- Exercise prompt:
One number is the full answer: how many lines in the records contain the word "into"?

Collection entries:

● ● ●

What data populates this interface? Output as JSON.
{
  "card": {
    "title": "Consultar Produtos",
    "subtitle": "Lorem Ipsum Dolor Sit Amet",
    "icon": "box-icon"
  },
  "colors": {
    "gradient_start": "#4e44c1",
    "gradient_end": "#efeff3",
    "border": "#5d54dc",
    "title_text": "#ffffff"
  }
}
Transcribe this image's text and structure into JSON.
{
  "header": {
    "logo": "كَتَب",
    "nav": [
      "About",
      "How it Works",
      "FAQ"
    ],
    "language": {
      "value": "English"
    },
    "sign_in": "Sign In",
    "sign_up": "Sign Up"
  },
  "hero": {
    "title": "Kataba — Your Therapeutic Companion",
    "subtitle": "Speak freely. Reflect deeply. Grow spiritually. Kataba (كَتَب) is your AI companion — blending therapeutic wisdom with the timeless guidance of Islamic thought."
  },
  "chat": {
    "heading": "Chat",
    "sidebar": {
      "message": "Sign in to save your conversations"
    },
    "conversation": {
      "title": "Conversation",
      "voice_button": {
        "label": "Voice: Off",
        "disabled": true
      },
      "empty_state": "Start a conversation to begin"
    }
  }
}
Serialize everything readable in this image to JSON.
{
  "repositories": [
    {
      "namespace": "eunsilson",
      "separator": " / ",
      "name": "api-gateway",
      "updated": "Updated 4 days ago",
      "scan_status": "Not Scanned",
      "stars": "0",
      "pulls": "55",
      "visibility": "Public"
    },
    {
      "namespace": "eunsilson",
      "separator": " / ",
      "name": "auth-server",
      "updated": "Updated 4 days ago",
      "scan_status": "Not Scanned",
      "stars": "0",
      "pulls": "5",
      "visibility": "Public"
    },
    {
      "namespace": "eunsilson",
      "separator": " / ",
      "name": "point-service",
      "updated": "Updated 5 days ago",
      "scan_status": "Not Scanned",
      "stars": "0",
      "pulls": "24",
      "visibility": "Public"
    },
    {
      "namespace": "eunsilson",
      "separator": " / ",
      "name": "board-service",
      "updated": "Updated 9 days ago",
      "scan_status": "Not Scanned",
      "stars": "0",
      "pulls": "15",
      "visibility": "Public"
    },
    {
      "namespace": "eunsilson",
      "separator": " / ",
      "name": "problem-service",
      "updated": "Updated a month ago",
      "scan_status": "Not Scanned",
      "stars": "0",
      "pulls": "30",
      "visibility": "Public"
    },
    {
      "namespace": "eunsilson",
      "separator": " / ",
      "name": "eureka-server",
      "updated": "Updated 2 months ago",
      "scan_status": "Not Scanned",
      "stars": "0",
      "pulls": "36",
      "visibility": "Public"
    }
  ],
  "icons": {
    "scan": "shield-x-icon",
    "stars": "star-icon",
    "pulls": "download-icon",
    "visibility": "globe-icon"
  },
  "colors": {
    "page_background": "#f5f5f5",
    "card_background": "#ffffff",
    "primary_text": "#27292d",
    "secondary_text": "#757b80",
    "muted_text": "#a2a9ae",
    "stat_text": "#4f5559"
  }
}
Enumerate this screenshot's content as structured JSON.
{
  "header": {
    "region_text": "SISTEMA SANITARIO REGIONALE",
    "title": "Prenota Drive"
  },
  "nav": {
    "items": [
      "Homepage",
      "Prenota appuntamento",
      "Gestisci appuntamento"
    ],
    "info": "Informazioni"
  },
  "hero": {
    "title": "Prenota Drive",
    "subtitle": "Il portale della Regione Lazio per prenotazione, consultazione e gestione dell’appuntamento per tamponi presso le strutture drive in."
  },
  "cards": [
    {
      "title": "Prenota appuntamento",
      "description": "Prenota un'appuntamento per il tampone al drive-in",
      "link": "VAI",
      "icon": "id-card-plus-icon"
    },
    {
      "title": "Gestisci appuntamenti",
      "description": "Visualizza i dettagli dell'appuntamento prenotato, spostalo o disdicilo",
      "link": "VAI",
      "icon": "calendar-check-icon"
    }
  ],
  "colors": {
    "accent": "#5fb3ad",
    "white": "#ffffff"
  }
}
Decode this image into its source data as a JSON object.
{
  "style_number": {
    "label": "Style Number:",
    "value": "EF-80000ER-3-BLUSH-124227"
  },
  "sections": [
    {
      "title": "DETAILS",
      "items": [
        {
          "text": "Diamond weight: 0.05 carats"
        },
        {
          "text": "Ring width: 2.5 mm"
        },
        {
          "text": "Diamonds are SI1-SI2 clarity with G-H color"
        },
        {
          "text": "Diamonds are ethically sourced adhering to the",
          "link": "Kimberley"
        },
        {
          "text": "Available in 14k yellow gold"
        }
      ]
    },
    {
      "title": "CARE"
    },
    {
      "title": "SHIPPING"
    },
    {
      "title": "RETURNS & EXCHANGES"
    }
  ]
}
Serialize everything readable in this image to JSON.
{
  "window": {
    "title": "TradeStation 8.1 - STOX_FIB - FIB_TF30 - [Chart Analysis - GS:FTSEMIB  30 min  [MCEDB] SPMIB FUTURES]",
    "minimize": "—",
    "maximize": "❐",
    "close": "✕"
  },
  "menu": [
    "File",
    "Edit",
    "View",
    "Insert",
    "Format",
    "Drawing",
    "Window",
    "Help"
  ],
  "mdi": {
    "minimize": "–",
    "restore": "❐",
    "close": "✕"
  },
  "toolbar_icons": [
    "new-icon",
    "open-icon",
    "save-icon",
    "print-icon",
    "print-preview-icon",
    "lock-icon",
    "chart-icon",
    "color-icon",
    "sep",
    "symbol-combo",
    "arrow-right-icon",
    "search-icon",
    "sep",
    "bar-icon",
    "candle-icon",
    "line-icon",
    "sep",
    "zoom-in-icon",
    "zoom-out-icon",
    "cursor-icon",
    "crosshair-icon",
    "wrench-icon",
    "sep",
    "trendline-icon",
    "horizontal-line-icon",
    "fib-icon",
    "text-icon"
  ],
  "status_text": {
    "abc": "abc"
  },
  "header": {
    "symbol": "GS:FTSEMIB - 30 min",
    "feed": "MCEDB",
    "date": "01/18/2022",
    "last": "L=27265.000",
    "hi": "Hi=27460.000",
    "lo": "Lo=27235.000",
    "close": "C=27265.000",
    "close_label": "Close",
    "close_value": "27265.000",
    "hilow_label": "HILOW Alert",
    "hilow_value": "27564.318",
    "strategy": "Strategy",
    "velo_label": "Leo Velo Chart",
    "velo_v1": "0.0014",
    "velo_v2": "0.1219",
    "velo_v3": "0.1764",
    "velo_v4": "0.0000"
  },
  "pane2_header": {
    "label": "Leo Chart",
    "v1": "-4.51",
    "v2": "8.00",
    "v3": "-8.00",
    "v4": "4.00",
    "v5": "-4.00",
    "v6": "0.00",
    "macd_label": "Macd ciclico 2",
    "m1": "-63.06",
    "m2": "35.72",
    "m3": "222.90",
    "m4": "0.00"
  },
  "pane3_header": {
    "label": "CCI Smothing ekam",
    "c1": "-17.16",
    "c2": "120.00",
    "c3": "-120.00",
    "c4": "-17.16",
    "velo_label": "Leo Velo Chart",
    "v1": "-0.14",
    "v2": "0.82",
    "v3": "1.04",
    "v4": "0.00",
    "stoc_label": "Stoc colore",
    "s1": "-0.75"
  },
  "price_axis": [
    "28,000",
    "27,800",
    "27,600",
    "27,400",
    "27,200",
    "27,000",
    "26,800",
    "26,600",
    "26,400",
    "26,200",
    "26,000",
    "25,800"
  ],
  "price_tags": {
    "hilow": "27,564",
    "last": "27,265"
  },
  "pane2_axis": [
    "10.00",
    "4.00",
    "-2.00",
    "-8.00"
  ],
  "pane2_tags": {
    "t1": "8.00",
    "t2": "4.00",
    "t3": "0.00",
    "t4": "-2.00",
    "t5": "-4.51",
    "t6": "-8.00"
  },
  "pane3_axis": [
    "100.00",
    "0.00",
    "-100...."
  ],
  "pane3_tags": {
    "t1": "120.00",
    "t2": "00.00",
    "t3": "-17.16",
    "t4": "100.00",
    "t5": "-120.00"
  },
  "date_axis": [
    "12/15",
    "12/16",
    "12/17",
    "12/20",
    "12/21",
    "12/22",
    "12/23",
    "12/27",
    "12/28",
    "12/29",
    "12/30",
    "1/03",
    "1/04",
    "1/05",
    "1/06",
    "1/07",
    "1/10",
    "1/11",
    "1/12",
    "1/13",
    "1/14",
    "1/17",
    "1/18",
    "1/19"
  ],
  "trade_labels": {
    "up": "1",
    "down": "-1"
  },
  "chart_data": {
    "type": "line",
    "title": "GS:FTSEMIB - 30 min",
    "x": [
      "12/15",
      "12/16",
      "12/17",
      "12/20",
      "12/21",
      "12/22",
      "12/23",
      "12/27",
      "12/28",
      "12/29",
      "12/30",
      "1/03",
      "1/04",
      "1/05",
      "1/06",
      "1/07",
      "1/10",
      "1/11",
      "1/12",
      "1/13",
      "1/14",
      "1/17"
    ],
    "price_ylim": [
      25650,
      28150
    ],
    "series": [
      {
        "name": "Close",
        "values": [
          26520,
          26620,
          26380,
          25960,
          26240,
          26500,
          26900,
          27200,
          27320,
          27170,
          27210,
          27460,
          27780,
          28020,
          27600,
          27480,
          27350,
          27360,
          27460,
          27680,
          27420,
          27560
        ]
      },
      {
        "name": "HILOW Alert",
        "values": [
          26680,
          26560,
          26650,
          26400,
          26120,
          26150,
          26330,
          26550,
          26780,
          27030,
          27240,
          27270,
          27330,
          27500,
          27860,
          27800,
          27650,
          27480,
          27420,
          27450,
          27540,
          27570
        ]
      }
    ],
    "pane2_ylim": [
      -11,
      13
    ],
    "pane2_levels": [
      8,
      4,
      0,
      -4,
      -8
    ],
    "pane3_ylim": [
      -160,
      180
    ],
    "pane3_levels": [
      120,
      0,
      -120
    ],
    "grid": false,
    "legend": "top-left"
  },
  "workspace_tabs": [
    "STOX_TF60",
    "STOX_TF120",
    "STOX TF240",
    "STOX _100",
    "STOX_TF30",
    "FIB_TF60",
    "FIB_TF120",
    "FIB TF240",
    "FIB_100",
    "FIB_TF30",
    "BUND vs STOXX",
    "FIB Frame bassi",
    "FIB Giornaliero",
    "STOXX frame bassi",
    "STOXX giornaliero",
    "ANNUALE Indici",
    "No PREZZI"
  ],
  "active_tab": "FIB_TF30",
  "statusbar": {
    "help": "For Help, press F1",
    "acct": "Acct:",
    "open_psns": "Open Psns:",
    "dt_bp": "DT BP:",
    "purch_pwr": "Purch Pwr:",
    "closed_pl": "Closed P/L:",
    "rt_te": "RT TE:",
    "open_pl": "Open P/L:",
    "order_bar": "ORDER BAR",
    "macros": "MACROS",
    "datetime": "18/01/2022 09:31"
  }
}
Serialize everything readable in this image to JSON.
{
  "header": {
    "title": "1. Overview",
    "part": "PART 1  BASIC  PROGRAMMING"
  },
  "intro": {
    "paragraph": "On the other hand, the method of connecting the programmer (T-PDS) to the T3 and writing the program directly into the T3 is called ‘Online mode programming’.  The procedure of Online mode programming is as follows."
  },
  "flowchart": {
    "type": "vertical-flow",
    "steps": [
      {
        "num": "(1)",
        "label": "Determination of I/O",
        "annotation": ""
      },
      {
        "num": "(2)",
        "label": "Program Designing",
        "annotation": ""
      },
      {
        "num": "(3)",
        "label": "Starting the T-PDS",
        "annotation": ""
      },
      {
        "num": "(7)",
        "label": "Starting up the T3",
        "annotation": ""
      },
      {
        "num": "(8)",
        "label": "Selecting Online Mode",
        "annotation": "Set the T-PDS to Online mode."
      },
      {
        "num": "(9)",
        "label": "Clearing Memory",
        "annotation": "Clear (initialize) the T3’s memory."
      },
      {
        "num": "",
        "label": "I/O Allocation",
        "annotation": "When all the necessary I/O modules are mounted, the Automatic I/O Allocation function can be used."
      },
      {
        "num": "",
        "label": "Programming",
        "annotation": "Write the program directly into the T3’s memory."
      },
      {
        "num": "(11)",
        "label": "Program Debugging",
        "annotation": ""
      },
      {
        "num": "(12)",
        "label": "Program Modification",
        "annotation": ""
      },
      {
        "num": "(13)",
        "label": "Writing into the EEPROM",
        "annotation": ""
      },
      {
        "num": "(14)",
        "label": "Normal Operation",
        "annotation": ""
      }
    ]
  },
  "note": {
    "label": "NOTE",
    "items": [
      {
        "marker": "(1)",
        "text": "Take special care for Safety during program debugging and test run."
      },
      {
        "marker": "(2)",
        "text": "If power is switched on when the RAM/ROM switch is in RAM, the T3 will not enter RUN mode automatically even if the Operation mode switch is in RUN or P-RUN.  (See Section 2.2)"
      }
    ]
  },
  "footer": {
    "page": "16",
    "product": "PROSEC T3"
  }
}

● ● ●

- Reply to the task:
5